Many migrants from Central American countries report being mugged, raped or threatened with other violence as they try to make their way to the United States, according to a survey recently released by Doctors Without Borders.
The aid organization has set up clinics along migration routes to the border in southern and central Mexico to provide medical and mental health services. Fifty-eight percent of the migrants said they experienced one or more incidents of violence on their journey north, according to 396 patients surveyed from July 2013 to February 2014.
“Our teams in Mexico have seen people beaten while they are using the cargo train, known as ‘La Bestia’ or ‘The Beast’ in English,” as well as cases of sexual violence perpetrated by either the smugglers or other migrants, said Marc Bosch, Doctors Without Borders’ head of mission in Mexico, based in Mexico City.
In 2013, the organization treated 11,323 migrants mostly from Honduras, Guatemala and El Salvador. The majority were men age 18 to 25, while 13 percent were women, and 9 percent were minors — an increase from past years, said Bosch.
In response to the influx of unaccompanied minors trying to enter the United States, President Obama is seeking $3.7 billion from Congress to increase border surveillance; bulk up detention, care and transportation systems for unaccompanied children; and increase the capacity of immigration courts.
In June, Vice President Joe Biden visited Guatemala with the message that the United States would start detaining families instead of releasing them on their own recognizance.
But the announcement has had no noticeable consequences in the field, said Bosch. “People are still leaving the Central American countries and a significant number are leaving because of violence. We don’t expect any change soon based on these kinds of positions.”
Doctors Without Borders doesn’t try to deter the steady stream of migrants, nor does it view itself as encouraging them. “They make the decision (to leave) because they encountered violence, or want a better life, or to reunite with their families in the U.S.,” said Bosch. “It’s not a decision being taken by the fact that someone is assisting on the route. We are just providing basic humanitarian assistance.”
The group provides the migrants with maps of the safest routes and of hostels where they can get shelter along the way, he said.

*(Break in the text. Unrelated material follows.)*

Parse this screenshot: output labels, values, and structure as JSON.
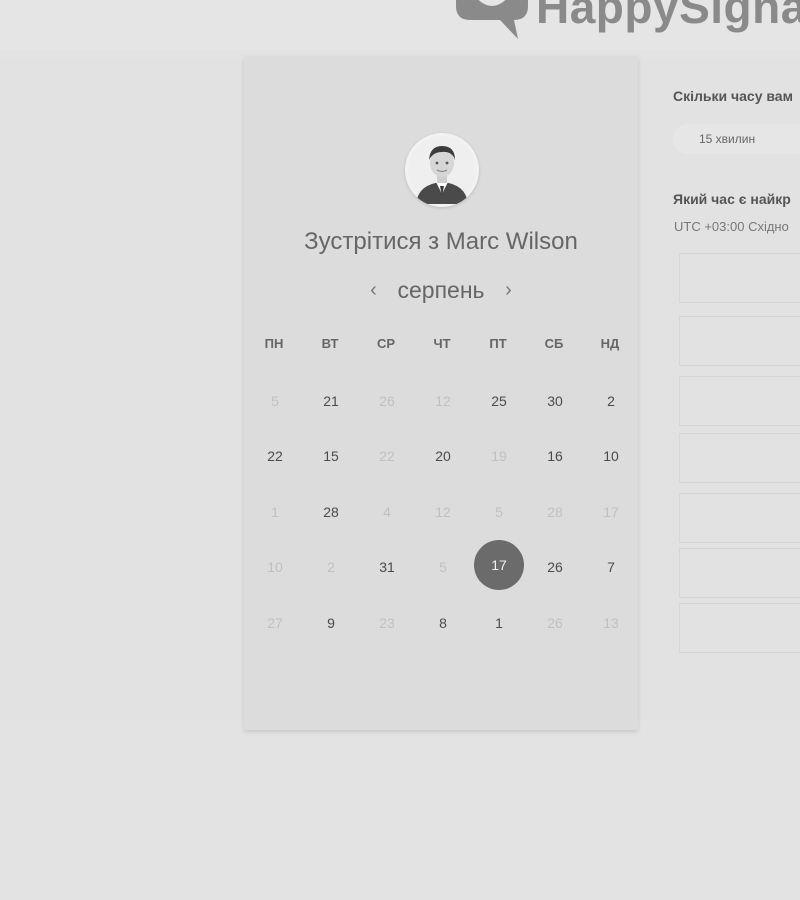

About two-thirds of the migrants say they’re heading north to improve their economic situation, while about one-third cite violence in their home country as one of their reasons for leaving, said Bosch. At home, gangs could be trying to recruit them, or they have been threatened or forced to pay extortions. But the violence often doesn’t stop there. The migrants have reported muggings, theft, sexual attacks and kidnappings by criminal gangs they encounter during their travels, he said.
As part of its treatment programs, Doctors Without Borders provides mental health consultations. The migrants aren’t seeking the mental health services, said Bosch, but after aid workers talk to them, it becomes clear they are needed.
The migrants are given what Bosch calls “one-shot” mental health sessions, because they’re only briefly passing through. In one hour, health workers try to provide the migrants with coping mechanisms to survive their journey.
Bosch said according to his teams in the field, nearly 42 percent of the migrants have symptoms related to anxiety, 26 percent of the symptoms are related to depression, 12 percent are psychosomatic — or stress-induced, and 11 percent are post-traumatic disorders.
He said U.S. and Mexican governments should take into account that many migrants feel they have to leave their homes. “We are talking about people who cannot go back home, because a significant portion of them are scared about what might happen.”